May 19, 2017
After spending some hours with Keith and his folk art in his Hillbilly garden we were off to our next quirky destination: Metropolis Illinois, the hometown of Superman. In order to celebrate the fact that they are officially living in the hometown of Superman the people of Metropolis put up a large Superman statue and a museum dedicated to the man of steel. This obviously was enough to steer us on a six hour detour to visit this statue.
Of course, after finally arriving at the statue and being all prepared to take a magnificent photo of Superman we ran out of luck. Out of all the days in the year they could have picked, today was the day they decided to give the guy a new tan. The short moment of disappointment was however swiftly gone after we visited the museum. A true paradise for anyone who ever read a comic book or watched any of the Superman TV-shows and movies.
So far we had been pretty amazed with most cities we had visited; Asheville, Charleston, Savannah, Nashville all cities we would love to visit again in the future. Memphis? Not so much. Maybe we just didn’t know where to go and were looking in the wrong areas, but downtown Memphis was a huge disappointment. Whereas in all previous places the atmosphere was always friendly, welcoming and relaxed in Memphis we never really were at ease. The best example of this is well-known Beale Street, the main street for live music and bars, starting 8:00PM the entire street went on a complete lockdown meaning that around a hundred police officers blocked all entrances and everyone who wanted to get in to the street was frisked.
Still, visiting B.B. Kings Cafe was an amazing experience where we learned to better appreciate Blues.
With our new found appreciation of the Blues we embarked on a drive to Clarksdale, Mississippi; the place where blues legend Robert Johnson supposedly sold his soul to the Devil. Although we can’t confirm whether he did sell his soul, we can attest to the fact that Clarksdale is a place where one can have unexpected encounters.
While enjoying some live Blues in a random bar in Clarksdale (Population 17.000) we were shell-shocked when all of the sudden a familiar face appeared. A childhood friend of Annemarie, and an old high school class mate of us both, walked into the bar with his girlfriend. After getting over the fact how weird it was to meet each other in a random village in Mississippi after not having seen each other for at least ten years we decided to celebrate this unlikely encounter with beer and whisky. Of course the evening would only get weirder as more people started to join our little celebration. We had 70 year old Diana join us, who lived in Florida but came to the Inn we were staying twice a year to get drunk and high on weed, and who took that very serious as evidenced by the amount of drugs she was carrying with her. Retired teacher Joop and his wife joined to share a never-ending supply of stories and a, fortunately, ending supply of half-litre beer cans. The next day I was left with a headache, an empty bottle of whisky, and more mosquito bites than I could count.
After the Country/Americana/Folk of Nashville, the Blues of Memphis and Clarksdale we got to the last stop of the music focused part of our road trip. The birthplace of Jazz, New Orleans.

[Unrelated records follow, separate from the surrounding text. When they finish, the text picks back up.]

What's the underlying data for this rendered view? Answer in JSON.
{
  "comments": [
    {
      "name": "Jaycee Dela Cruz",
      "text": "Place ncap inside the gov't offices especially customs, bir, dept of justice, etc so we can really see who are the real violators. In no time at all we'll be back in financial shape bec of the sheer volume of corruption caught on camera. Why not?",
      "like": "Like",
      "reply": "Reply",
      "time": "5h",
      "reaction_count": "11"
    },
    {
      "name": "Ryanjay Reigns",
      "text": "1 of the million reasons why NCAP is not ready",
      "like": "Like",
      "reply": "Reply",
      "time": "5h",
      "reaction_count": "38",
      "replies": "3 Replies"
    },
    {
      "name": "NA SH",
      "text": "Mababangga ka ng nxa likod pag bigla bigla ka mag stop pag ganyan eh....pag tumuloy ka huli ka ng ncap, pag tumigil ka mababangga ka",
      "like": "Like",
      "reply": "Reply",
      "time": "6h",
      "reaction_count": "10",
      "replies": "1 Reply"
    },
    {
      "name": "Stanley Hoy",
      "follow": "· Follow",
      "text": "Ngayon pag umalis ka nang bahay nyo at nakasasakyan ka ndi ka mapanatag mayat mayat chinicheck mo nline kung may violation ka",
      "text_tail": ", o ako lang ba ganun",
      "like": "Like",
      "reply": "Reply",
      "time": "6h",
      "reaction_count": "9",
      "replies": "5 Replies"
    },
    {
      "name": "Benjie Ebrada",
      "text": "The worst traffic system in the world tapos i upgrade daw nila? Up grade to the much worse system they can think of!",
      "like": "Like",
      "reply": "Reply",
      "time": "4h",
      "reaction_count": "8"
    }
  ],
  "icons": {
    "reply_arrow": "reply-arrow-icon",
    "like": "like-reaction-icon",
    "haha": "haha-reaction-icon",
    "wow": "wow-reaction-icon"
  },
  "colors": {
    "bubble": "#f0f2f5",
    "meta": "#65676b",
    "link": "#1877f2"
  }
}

New Orleans very quickly moved to the top of our “favourite city so-far”-list. It combined the things we liked about previous cities we visited turned it into something better. The beautiful streets to just stroll through and tons of affordable art-galleries from Charleston; the amazing live music from Nashville and the laid-back, drink-on-the-street atmosphere of Savannah. Add to that the amazing food on every corner, maybe the best Word War II Museum we ever visited and you are left with our favourite city so far.